When you think about why the Allies won WWII, what do you think about? Marines storming Iwo Jima? Brave Navy officers taking Guadacanal? The pilots who dropped atomic bombs on Hiroshima and Nagasaki?
These are all reasons why the Allies won WWII. But, these answers overlook a crucial element in the war: the homefront. Not all military personnel were men, and not all fought overseas.
Liza Mundy’s book, “Code Girls,” tells the story of the many women, working all over the United States, who secretly broke codes in WWII and contributed to the Allied victory over Germany, Japan and Italy.

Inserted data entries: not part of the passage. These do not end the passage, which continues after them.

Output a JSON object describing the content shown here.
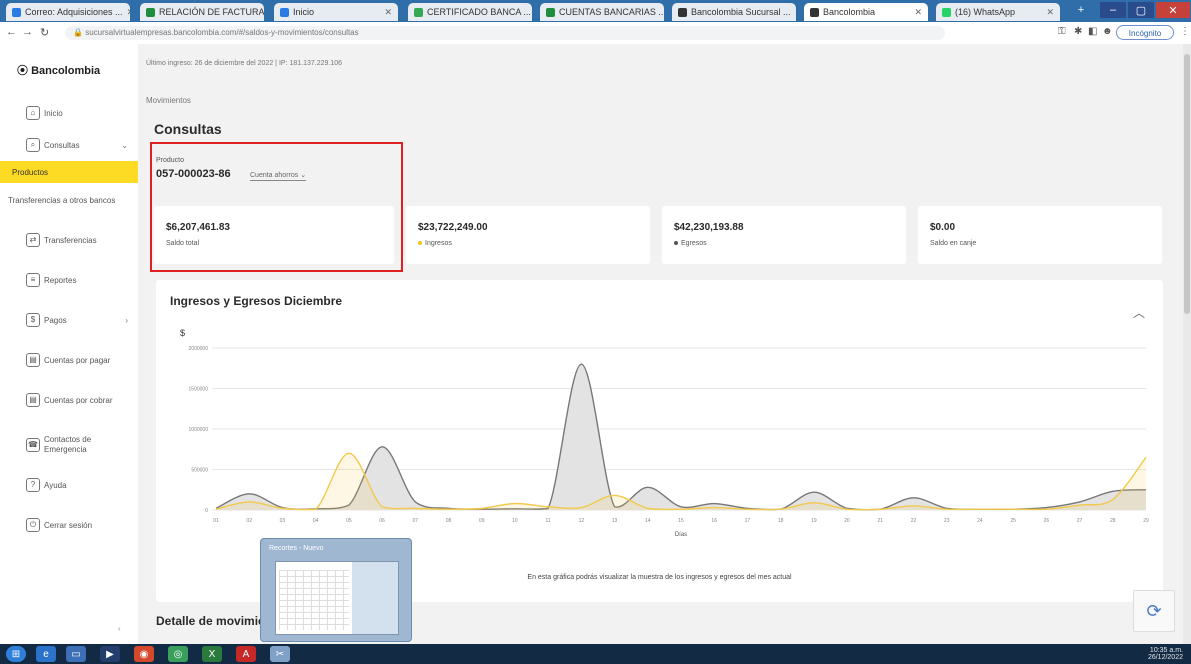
{
  "browser": {
    "tabs": [
      {
        "label": "Correo: Adquisiciones ...",
        "color": "#2a7be4"
      },
      {
        "label": "RELACIÓN DE FACTURAS ...",
        "color": "#1e8e3e"
      },
      {
        "label": "Inicio",
        "color": "#2a7be4"
      },
      {
        "label": "CERTIFICADO BANCA ...",
        "color": "#34a853"
      },
      {
        "label": "CUENTAS BANCARIAS ...",
        "color": "#1e8e3e"
      },
      {
        "label": "Bancolombia Sucursal ...",
        "color": "#333333"
      },
      {
        "label": "Bancolombia",
        "color": "#333333"
      },
      {
        "label": "(16) WhatsApp",
        "color": "#25d366"
      }
    ],
    "address": "sucursalvirtualempresas.bancolombia.com/#/saldos-y-movimientos/consultas",
    "profile_label": "Incógnito"
  },
  "sidebar": {
    "brand": "Bancolombia",
    "items": [
      {
        "label": "Inicio",
        "icon": "home-icon"
      },
      {
        "label": "Consultas",
        "icon": "search-icon",
        "chevron": "⌄"
      },
      {
        "label": "Productos",
        "active": true
      },
      {
        "label": "Transferencias a otros bancos"
      },
      {
        "label": "Transferencias",
        "icon": "transfer-icon"
      },
      {
        "label": "Reportes",
        "icon": "report-icon"
      },
      {
        "label": "Pagos",
        "icon": "payment-icon",
        "chevron": "›"
      },
      {
        "label": "Cuentas por pagar",
        "icon": "bill-icon"
      },
      {
        "label": "Cuentas por cobrar",
        "icon": "invoice-icon"
      },
      {
        "label": "Contactos de Emergencia",
        "icon": "contacts-icon"
      },
      {
        "label": "Ayuda",
        "icon": "help-icon"
      },
      {
        "label": "Cerrar sesión",
        "icon": "logout-icon"
      }
    ]
  },
  "main": {
    "last_access": "Último ingreso: 26 de diciembre del 2022 | IP: 181.137.229.106",
    "breadcrumb": "Movimientos",
    "title": "Consultas",
    "product_label": "Producto",
    "product_number": "057-000023-86",
    "product_type": "Cuenta ahorros",
    "cards": [
      {
        "amount": "$6,207,461.83",
        "label": "Saldo total"
      },
      {
        "amount": "$23,722,249.00",
        "label": "Ingresos",
        "dot_color": "#f5c518"
      },
      {
        "amount": "$42,230,193.88",
        "label": "Egresos",
        "dot_color": "#555555"
      },
      {
        "amount": "$0.00",
        "label": "Saldo en canje"
      }
    ],
    "chart_title": "Ingresos y Egresos Diciembre",
    "chart_caption": "En esta gráfica podrás visualizar la muestra de los ingresos y egresos del mes actual",
    "details_title": "Detalle de movimientos"
  },
  "chart_data": {
    "type": "area",
    "title": "Ingresos y Egresos Diciembre",
    "xlabel": "Días",
    "ylabel": "$",
    "x": [
      "01",
      "02",
      "03",
      "04",
      "05",
      "06",
      "07",
      "08",
      "09",
      "10",
      "11",
      "12",
      "13",
      "14",
      "15",
      "16",
      "17",
      "18",
      "19",
      "20",
      "21",
      "22",
      "23",
      "24",
      "25",
      "26",
      "27",
      "28",
      "29"
    ],
    "y_ticks": [
      "0",
      "500000",
      "1000000",
      "1500000",
      "2000000"
    ],
    "ylim": [
      0,
      2000000
    ],
    "series": [
      {
        "name": "Egresos",
        "color": "#777777",
        "fill": "#e3e3e3",
        "values": [
          20000,
          200000,
          30000,
          15000,
          60000,
          780000,
          100000,
          20000,
          10000,
          15000,
          20000,
          1800000,
          40000,
          280000,
          40000,
          80000,
          20000,
          10000,
          220000,
          20000,
          10000,
          150000,
          20000,
          10000,
          10000,
          30000,
          100000,
          230000,
          250000
        ]
      },
      {
        "name": "Ingresos",
        "color": "#f2c94c",
        "fill": "rgba(242,201,76,0.15)",
        "values": [
          10000,
          100000,
          20000,
          10000,
          700000,
          40000,
          20000,
          10000,
          20000,
          80000,
          40000,
          30000,
          180000,
          20000,
          10000,
          30000,
          10000,
          10000,
          90000,
          10000,
          10000,
          50000,
          10000,
          10000,
          10000,
          10000,
          60000,
          130000,
          650000
        ]
      }
    ],
    "grid": true
  },
  "popup": {
    "title": "Recortes - Nuevo"
  },
  "taskbar": {
    "time": "10:35 a.m.",
    "date": "26/12/2022"
  }
}
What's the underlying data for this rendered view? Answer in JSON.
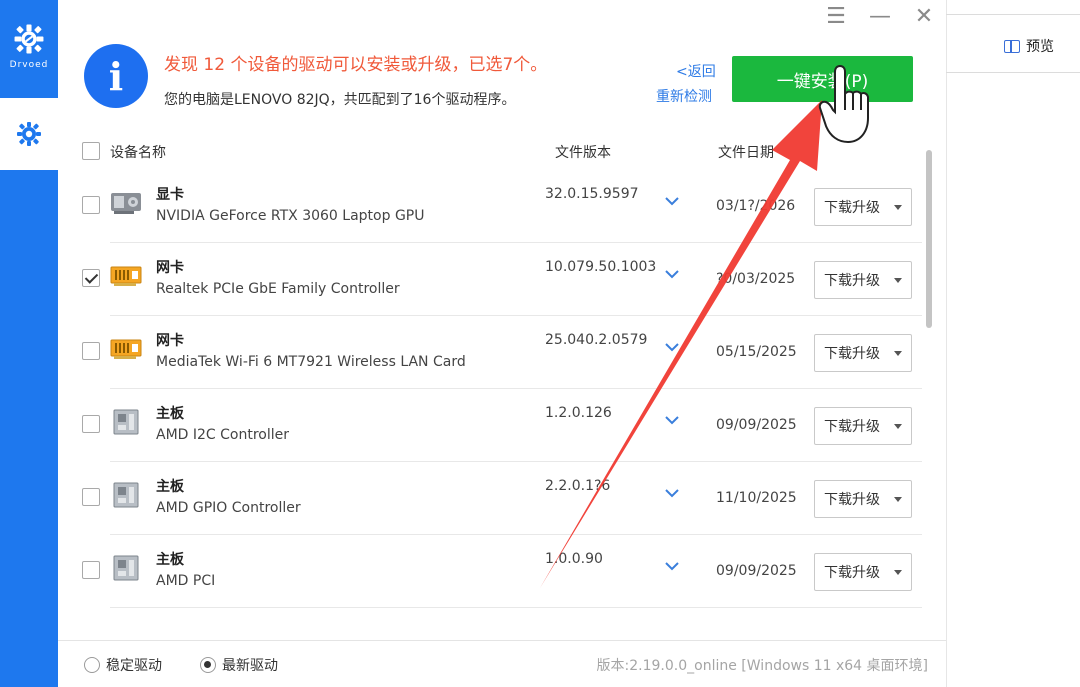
{
  "sidebar": {
    "logo_text": "Drvoed",
    "settings_icon": "gear-icon"
  },
  "window_controls": {
    "menu": "☰",
    "minimize": "—",
    "close": "✕"
  },
  "header": {
    "headline": "发现 12 个设备的驱动可以安装或升级，已选7个。",
    "subline": "您的电脑是LENOVO 82JQ，共匹配到了16个驱动程序。",
    "back_label": "<返回",
    "recheck_label": "重新检测",
    "install_label": "一键安装(P)"
  },
  "table": {
    "col_name": "设备名称",
    "col_version": "文件版本",
    "col_date": "文件日期",
    "rows": [
      {
        "category": "显卡",
        "name": "NVIDIA GeForce RTX 3060 Laptop GPU",
        "version": "32.0.15.9597",
        "date": "03/1?/2026",
        "action": "下载升级",
        "checked": false,
        "icon": "gpu-icon"
      },
      {
        "category": "网卡",
        "name": "Realtek PCIe GbE Family Controller",
        "version": "10.079.50.1003",
        "date": "?0/03/2025",
        "action": "下载升级",
        "checked": true,
        "icon": "network-card-icon"
      },
      {
        "category": "网卡",
        "name": "MediaTek Wi-Fi 6 MT7921 Wireless LAN Card",
        "version": "25.040.2.0579",
        "date": "05/15/2025",
        "action": "下载升级",
        "checked": false,
        "icon": "network-card-icon"
      },
      {
        "category": "主板",
        "name": "AMD I2C Controller",
        "version": "1.2.0.126",
        "date": "09/09/2025",
        "action": "下载升级",
        "checked": false,
        "icon": "motherboard-icon"
      },
      {
        "category": "主板",
        "name": "AMD GPIO Controller",
        "version": "2.2.0.1?6",
        "date": "11/10/2025",
        "action": "下载升级",
        "checked": false,
        "icon": "motherboard-icon"
      },
      {
        "category": "主板",
        "name": "AMD PCI",
        "version": "1.0.0.90",
        "date": "09/09/2025",
        "action": "下载升级",
        "checked": false,
        "icon": "motherboard-icon"
      }
    ]
  },
  "footer": {
    "option_stable": "稳定驱动",
    "option_latest": "最新驱动",
    "selected": "latest",
    "version_text": "版本:2.19.0.0_online [Windows 11 x64 桌面环境]"
  },
  "outside": {
    "preview_label": "预览"
  },
  "colors": {
    "sidebar_blue": "#1e78ee",
    "headline_orange": "#f0593a",
    "install_green": "#1bb83e",
    "link_blue": "#2e7be6",
    "arrow_red": "#f03a32"
  }
}
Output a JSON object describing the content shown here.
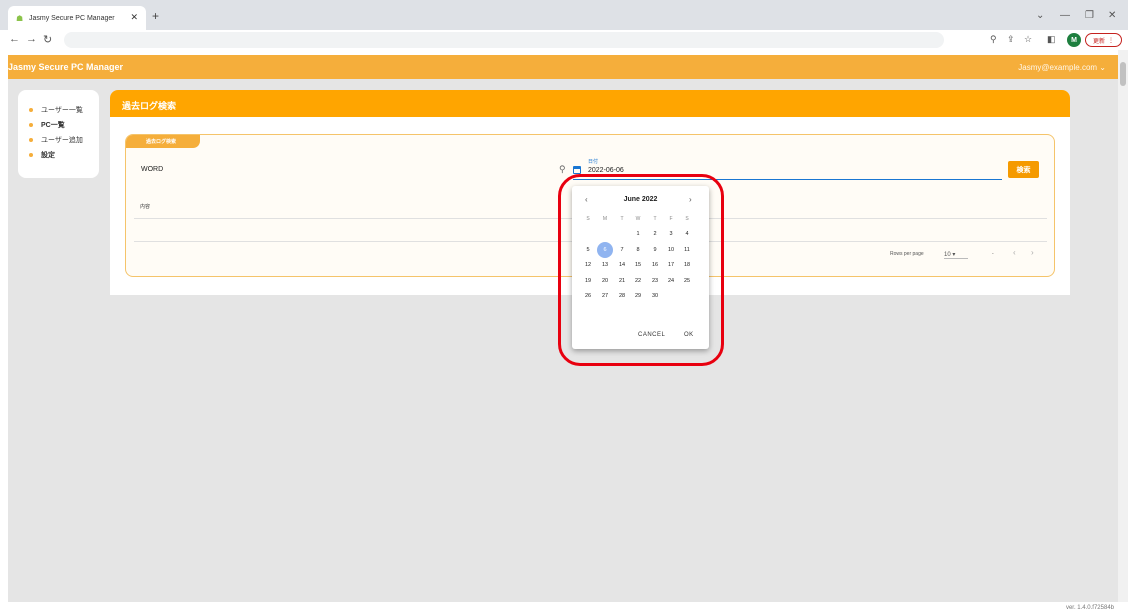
{
  "browser": {
    "tab_title": "Jasmy Secure PC Manager",
    "update_label": "更新"
  },
  "app": {
    "title": "Jasmy Secure PC Manager",
    "user": "Jasmy@example.com",
    "version": "ver. 1.4.0.f72584b"
  },
  "sidebar": {
    "items": [
      {
        "label": "ユーザー一覧"
      },
      {
        "label": "PC一覧"
      },
      {
        "label": "ユーザー追加"
      },
      {
        "label": "設定"
      }
    ]
  },
  "panel": {
    "title": "過去ログ検索",
    "card_chip": "過去ログ検索",
    "word_label": "WORD",
    "date_label": "日付",
    "date_value": "2022-06-06",
    "search_button": "検索",
    "column_header": "内容",
    "rows_per_page_label": "Rows per page",
    "rows_per_page_value": "10",
    "range_text": "-"
  },
  "datepicker": {
    "month_title": "June 2022",
    "weekdays": [
      "S",
      "M",
      "T",
      "W",
      "T",
      "F",
      "S"
    ],
    "selected_day": "6",
    "cancel_label": "CANCEL",
    "ok_label": "OK",
    "days": [
      "1",
      "2",
      "3",
      "4",
      "5",
      "6",
      "7",
      "8",
      "9",
      "10",
      "11",
      "12",
      "13",
      "14",
      "15",
      "16",
      "17",
      "18",
      "19",
      "20",
      "21",
      "22",
      "23",
      "24",
      "25",
      "26",
      "27",
      "28",
      "29",
      "30"
    ]
  }
}
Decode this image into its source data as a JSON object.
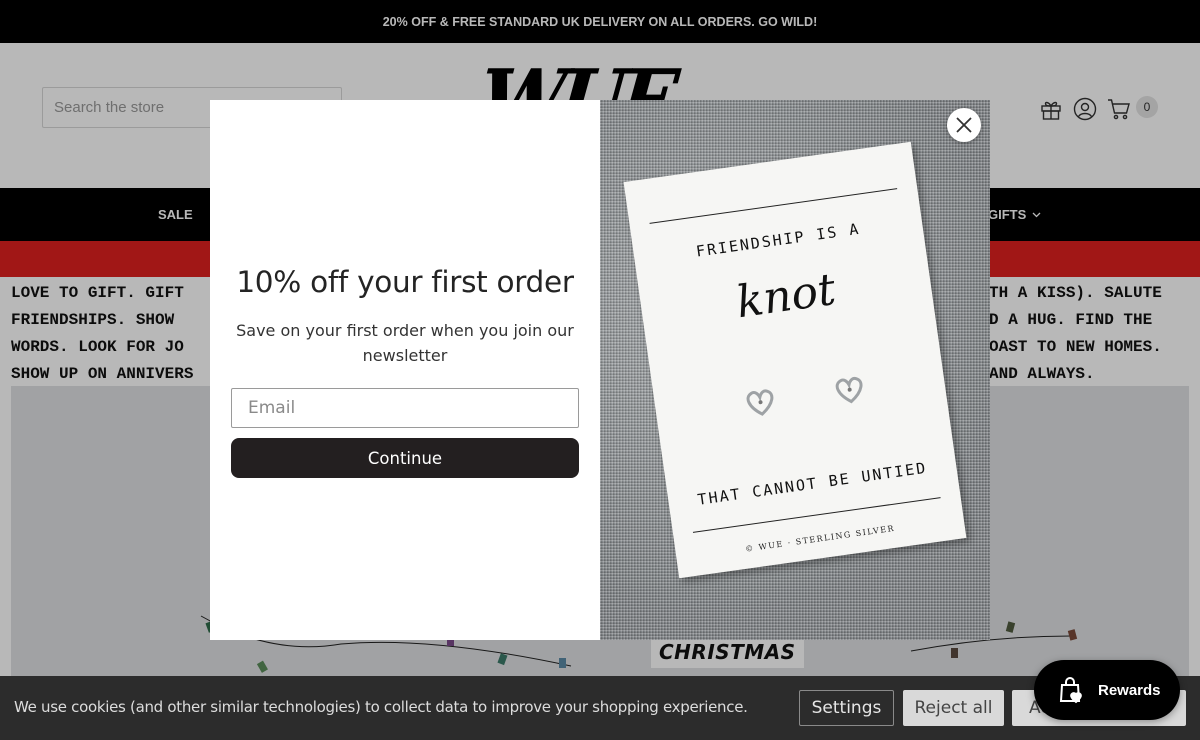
{
  "announcement": "20% OFF & FREE STANDARD UK DELIVERY ON ALL ORDERS. GO WILD!",
  "header": {
    "search_placeholder": "Search the store",
    "logo_text": "WUE",
    "cart_count": "0",
    "icons": [
      "gift-icon",
      "account-icon",
      "cart-icon"
    ]
  },
  "nav": {
    "sale_label": "SALE",
    "gifts_label": "GIFTS"
  },
  "intro": {
    "lines": [
      "LOVE TO GIFT. GIFT",
      "FRIENDSHIPS. SHOW",
      "WORDS. LOOK FOR JO",
      "SHOW UP ON ANNIVERS"
    ],
    "right_lines": [
      "TH A KISS). SALUTE",
      "D A HUG. FIND THE",
      "OAST TO NEW HOMES.",
      "AND ALWAYS."
    ]
  },
  "hero": {
    "tag": "CHRISTMAS"
  },
  "modal": {
    "title": "10% off your first order",
    "subtitle": "Save on your first order when you join our newsletter",
    "email_placeholder": "Email",
    "continue_label": "Continue",
    "card": {
      "line1": "FRIENDSHIP IS A",
      "script": "knot",
      "line2": "THAT CANNOT BE UNTIED",
      "brand": "© WUE · STERLING SILVER"
    }
  },
  "cookie": {
    "text": "We use cookies (and other similar technologies) to collect data to improve your shopping experience.",
    "settings_label": "Settings",
    "reject_label": "Reject all",
    "accept_label": "Accept all"
  },
  "rewards": {
    "label": "Rewards"
  },
  "colors": {
    "nav_bg": "#000000",
    "red_bar": "#e0201f",
    "button_dark": "#231f20",
    "cookie_bg": "#2c2c2c"
  }
}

Like me, you may not know much about the role of codebreaking in war, but after reading this book, you will understand the importance of codebreaking and the important role it played in WWII. Most importantly, you will learn about the role women played in this effort, something that was not acknowledged during or after the war. In fact, the women who broke code during WWII were prohibited from talking about their work, and were threatened with jail time if they revealed the truth about their role. Not even their families knew the truth. As far as they were concerned, their daughters, wives and sisters were secretaries.
At 207 pages, Mundy’s book is a bit longer than some literature for young adults, but shorter than many other books about the history of WWII. Mundy organizes the book around the different locations in the United States where the female code breakers worked, and each section tells the story of the individual women who worked there. Each story is unique, like that of Ann Caracristi, a college student who washed her hair with laundry soap, and broke the Japanese water transport code!
I highly recommend Code Girls, particularly for any readers interested in history, mathematics or the role of women in history that textbooks do not always address.